Chapter 38: Chamberlain
As we pulled into the city it became clear that the world had not been kind since the world lost its mind. Most of the town was now underwater, river having claimed it for its own. Only the furthest edges of the city still stubbornly clung to land. Even the parts of the town which remained looked strange, as if it were ancient but preserved. The buildings had become petrified fossils of themselves. That wasn’t even the strangest thing about the town, but the cause of my unsettled feeling wasn’t immediately obvious. Then it clicked.
It was the sun. For the first time since we had landed in the Rocky Mountains, we had been under the bright light of day. Here it was strangely dark, as thick clouds blanketed the sky and hid the eternal glare of the sun. As I peered closer, I saw the never setting disc was still there but only visible as a faint outline behind the cloud cover.
There seemed no sign of any living soul anywhere in the town. It seemed as abandoned as most towns we had seen recently. I was about to give up hope that we would find anyone at all, when Bobbi pointed towards the far edge of town. Following her finger, I noticed a small plume of smoke rising from the north end of narrow band of surviving buildings.
I glanced to the others and cleared my throat to draw their attention. Both looked at me and recognized my expression. Bobbi nodded soundlessly and put the truck back in drive to start weaving through the flooded streets. It took about ten minutes to find our way through the streets and to the source of the smoke. Just past the last building, beside a small ridge which overlooked the river, we spotted a small and makeshift camp.
Bobbi brought the truck to a stop a few hundred yards from the edge of the camp and parked it. There was no road to the ridge. There was a footpath, but no way to safely drive the truck up, so we left it behind for a time. As I reached for the door handle, I felt Rick’s hand on my shoulder. I turned to look at him and I could see him doing the same to Bobbi, and in response she stared at him with annoyance.
“Are we sure about this?” His voice was even and controlled, but a hint of worry crept in at the corners of his words. “We have no idea who’s up there. No idea if they’re friendly or not. And so far, our track record has not been good in that department.”
Neither Bobbi nor I said anything in response, but we also made no move to leave.
“We’re here on a hunch, right? What if that hunch is wrong? Is it just random chance that brought us here at the same time that these people were here?”

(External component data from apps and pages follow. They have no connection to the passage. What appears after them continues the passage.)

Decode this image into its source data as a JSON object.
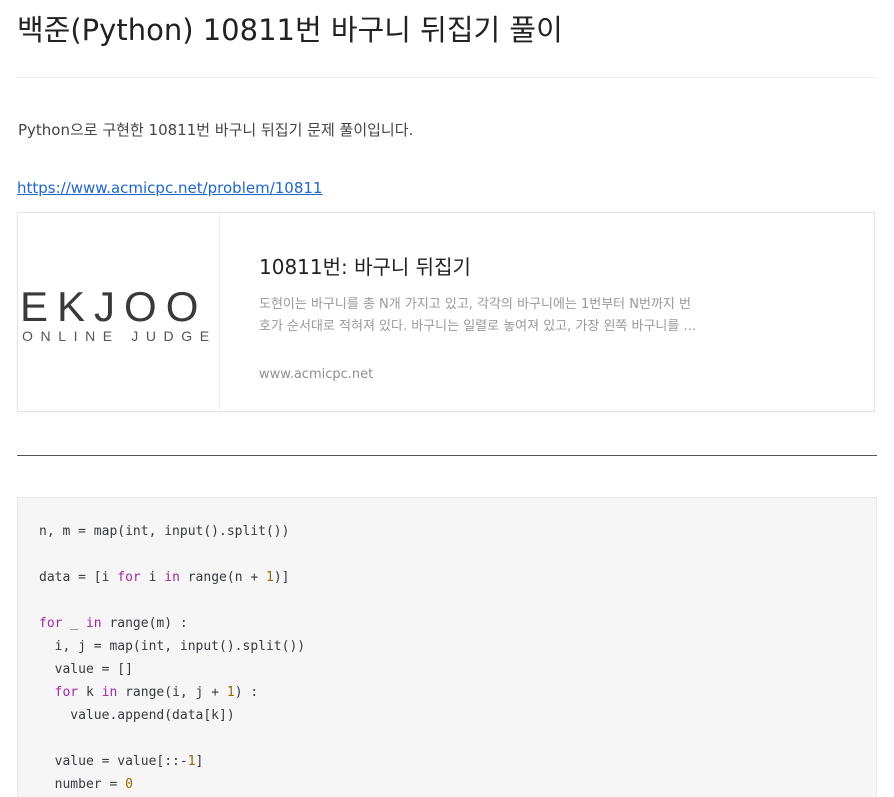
{
  "post": {
    "title": "백준(Python) 10811번 바구니 뒤집기 풀이",
    "intro": "Python으로 구현한 10811번 바구니 뒤집기 문제 풀이입니다.",
    "link_text": "https://www.acmicpc.net/problem/10811"
  },
  "og_card": {
    "logo_text_main": "EKJOO",
    "logo_text_sub": "ONLINE JUDGE",
    "title": "10811번: 바구니 뒤집기",
    "description_line1": "도현이는 바구니를 총 N개 가지고 있고, 각각의 바구니에는 1번부터 N번까지 번",
    "description_line2": "호가 순서대로 적혀져 있다. 바구니는 일렬로 놓여져 있고, 가장 왼쪽 바구니를 …",
    "host": "www.acmicpc.net"
  },
  "code": {
    "language": "python",
    "lines": [
      "n, m = map(int, input().split())",
      "",
      "data = [i for i in range(n + 1)]",
      "",
      "for _ in range(m) :",
      "  i, j = map(int, input().split())",
      "  value = []",
      "  for k in range(i, j + 1) :",
      "    value.append(data[k])",
      "",
      "  value = value[::-1]",
      "  number = 0"
    ]
  },
  "colors": {
    "link": "#1e66c9",
    "keyword": "#a626a4",
    "number": "#986801",
    "code_background": "#f6f6f6"
  }
}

“We can’t assume that everyone we meet is someone out to kill us, Rick. If we do that, we’ll never survive…” I paused. “I wouldn’t want to survive in that world…”
“I know, and I’m not saying that we shouldn’t. I just want us to think about this. Bad things happen when we don’t give these things enough thought…”
“True, but we have to try.”
He let out a deep sigh and glanced to Bobbi for support, support he knew wouldn’t come. “Fine. But I wanted you to know that I have some issues with the way we’ve been going about this whole thing.
“Noted. Now shut the hell up.” Bobbi grunted, pulling her door open.
I let out a deep sigh, looking at Rick with an apologetic expression. It was an expression that would’ve worked better if I hadn’t flinched as Bobbi’s door slammed. “Sorry. I’m sure it’ll just take some time for her to work everything out. I’m…”
He cut me off. “Don’t worry about it. I get it. I don’t like it, but I get it.” He sighed and gestured toward the door. “You going to let me out?”
“Sure.” I pushed the door open and climbed out of the passenger seat. Rick followed close behind me.
I walked a few paces before pausing to look out and up at the ridge and its plume of smoke. Bobbi was already at the edge of the road, and looked back to Rick and me with an impatient tapping of her feet. I waved her off with a gesture to convey a sense of relaxation and hoped that she would stop acting so coarse and annoyed. She nodded and seemed to relax a bit, but she didn’t stop tapping that foot.
I waited to hear Rick’s crunching steps before setting off without a word, trusting that he followed. Bobbi waited until we were a few yards away, before breaking off the road and heading for the ridge. She seemed anxious and jumpy. It took no real effort to notice why. She wanted to find what I was looking for and deal with it quickly. I couldn’t blame her. After all, each step along our journey so far had only proved to make things worse. It also reminded me how I was nearing home and how many unknowns still lay ahead. I had no idea what was coming in our future and could never be sure what waited at our final destination.
I knew it was likely something may have happened to Minneapolis too. Each step eastward seemed to prove this wasn’t a local problem, but rather one of national or even global scale. I tried to push those thoughts from my mind and replace it with the same confidence as Bobbi’s determined gait pretended.